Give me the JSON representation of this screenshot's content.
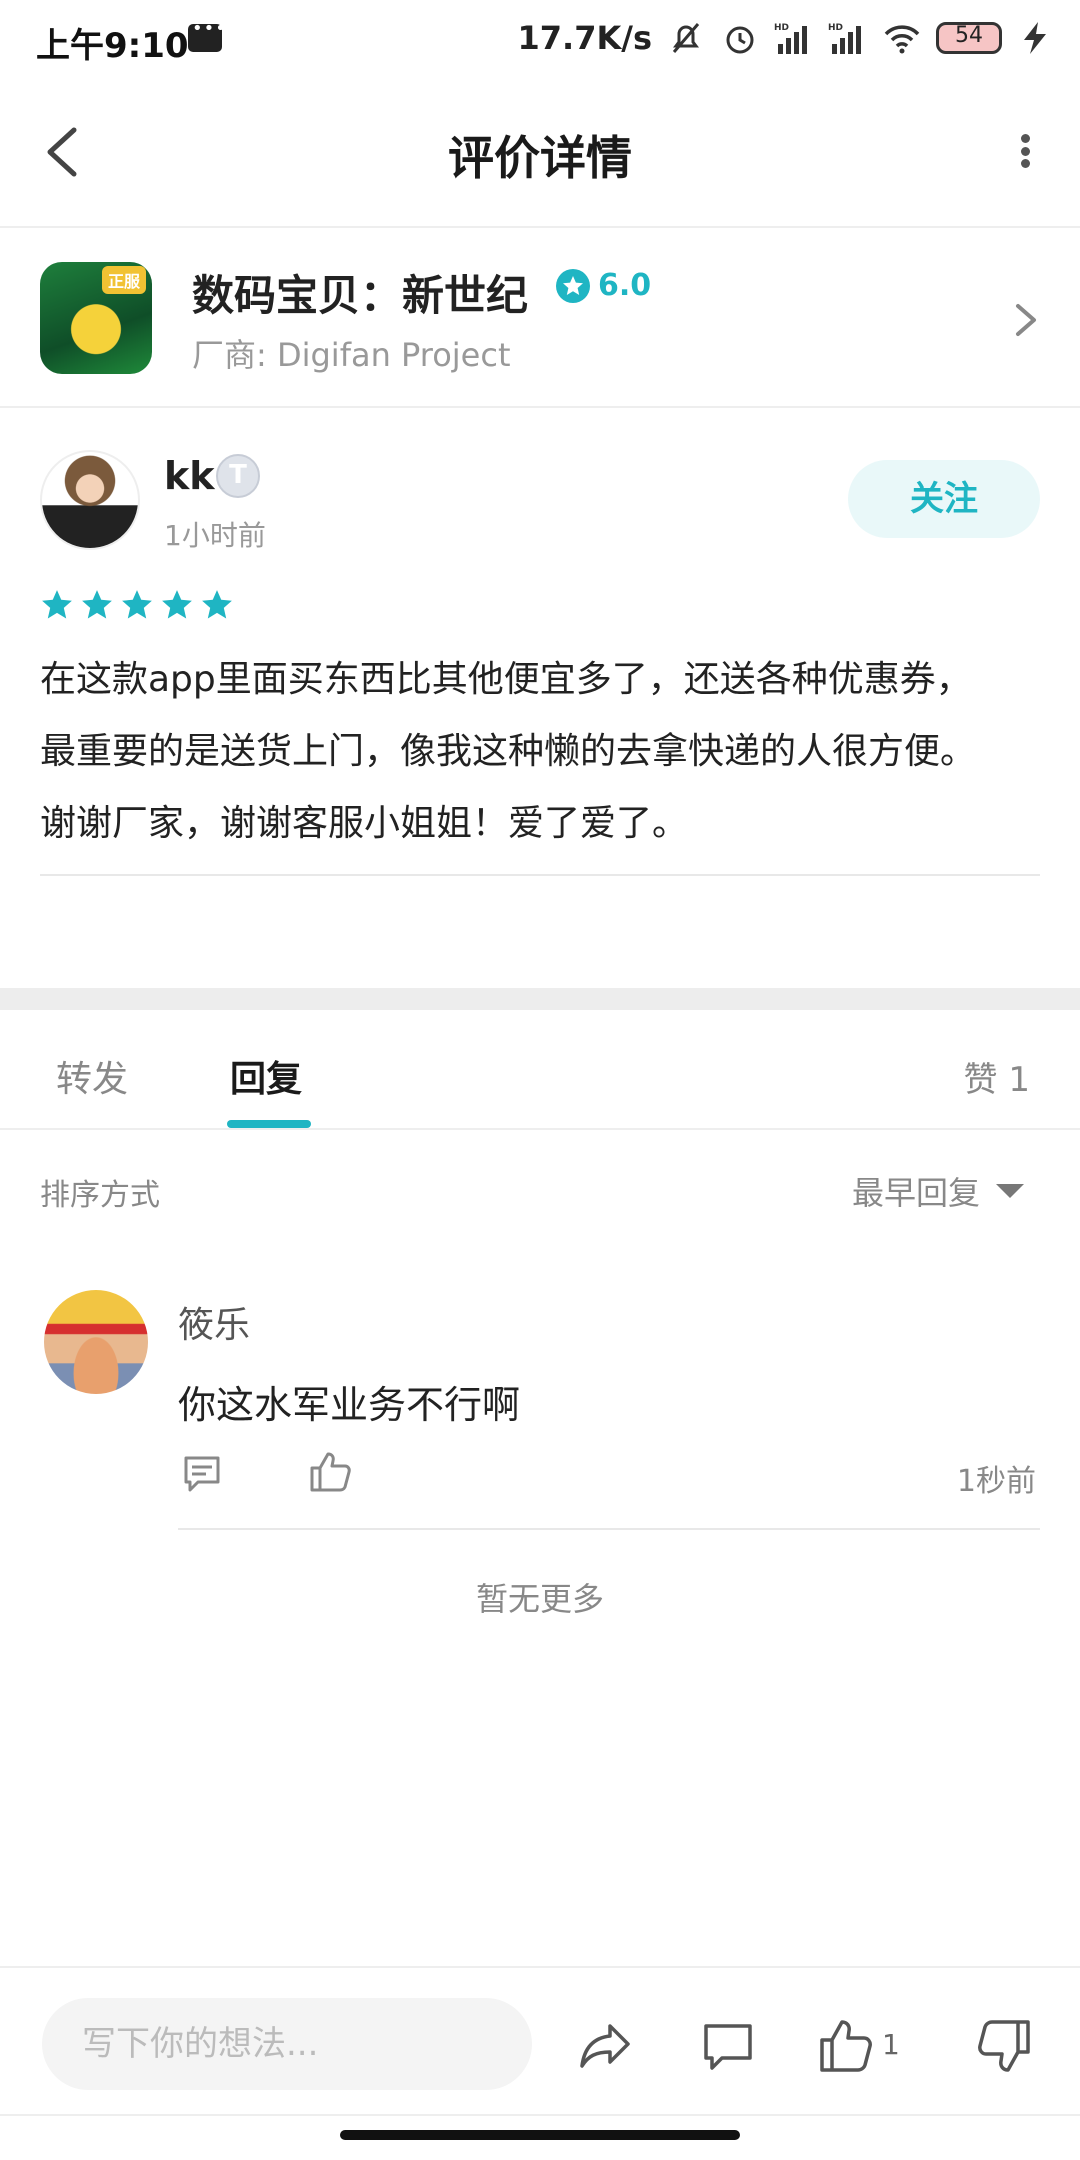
{
  "status_bar": {
    "time": "上午9:10",
    "net_speed": "17.7K/s",
    "battery": "54"
  },
  "header": {
    "title": "评价详情"
  },
  "game": {
    "name": "数码宝贝：新世纪",
    "icon_badge": "正服",
    "rating": "6.0",
    "developer": "厂商: Digifan Project"
  },
  "review": {
    "user_name": "kk",
    "user_level": "T",
    "time": "1小时前",
    "follow_label": "关注",
    "stars": 5,
    "text_lines": [
      "在这款app里面买东西比其他便宜多了，还送各种优惠券，",
      "最重要的是送货上门，像我这种懒的去拿快递的人很方便。",
      "谢谢厂家，谢谢客服小姐姐！爱了爱了。"
    ]
  },
  "tabs": {
    "forward": "转发",
    "reply": "回复",
    "likes": "赞 1"
  },
  "sort": {
    "label": "排序方式",
    "selected": "最早回复"
  },
  "replies": [
    {
      "name": "筱乐",
      "text": "你这水军业务不行啊",
      "time": "1秒前"
    }
  ],
  "no_more": "暂无更多",
  "bottom_bar": {
    "input_placeholder": "写下你的想法...",
    "like_count": "1"
  },
  "colors": {
    "accent": "#1fb5c3"
  }
}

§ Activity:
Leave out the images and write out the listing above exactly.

§ Answer below:
Give me the JSON representation of this screenshot's content.
{
  "status_bar": {
    "time": "上午9:10",
    "net_speed": "17.7K/s",
    "battery": "54"
  },
  "header": {
    "title": "评价详情"
  },
  "game": {
    "name": "数码宝贝：新世纪",
    "icon_badge": "正服",
    "rating": "6.0",
    "developer": "厂商: Digifan Project"
  },
  "review": {
    "user_name": "kk",
    "user_level": "T",
    "time": "1小时前",
    "follow_label": "关注",
    "stars": 5,
    "text_lines": [
      "在这款app里面买东西比其他便宜多了，还送各种优惠券，",
      "最重要的是送货上门，像我这种懒的去拿快递的人很方便。",
      "谢谢厂家，谢谢客服小姐姐！爱了爱了。"
    ]
  },
  "tabs": {
    "forward": "转发",
    "reply": "回复",
    "likes": "赞 1"
  },
  "sort": {
    "label": "排序方式",
    "selected": "最早回复"
  },
  "replies": [
    {
      "name": "筱乐",
      "text": "你这水军业务不行啊",
      "time": "1秒前"
    }
  ],
  "no_more": "暂无更多",
  "bottom_bar": {
    "input_placeholder": "写下你的想法...",
    "like_count": "1"
  },
  "colors": {
    "accent": "#1fb5c3"
  }
}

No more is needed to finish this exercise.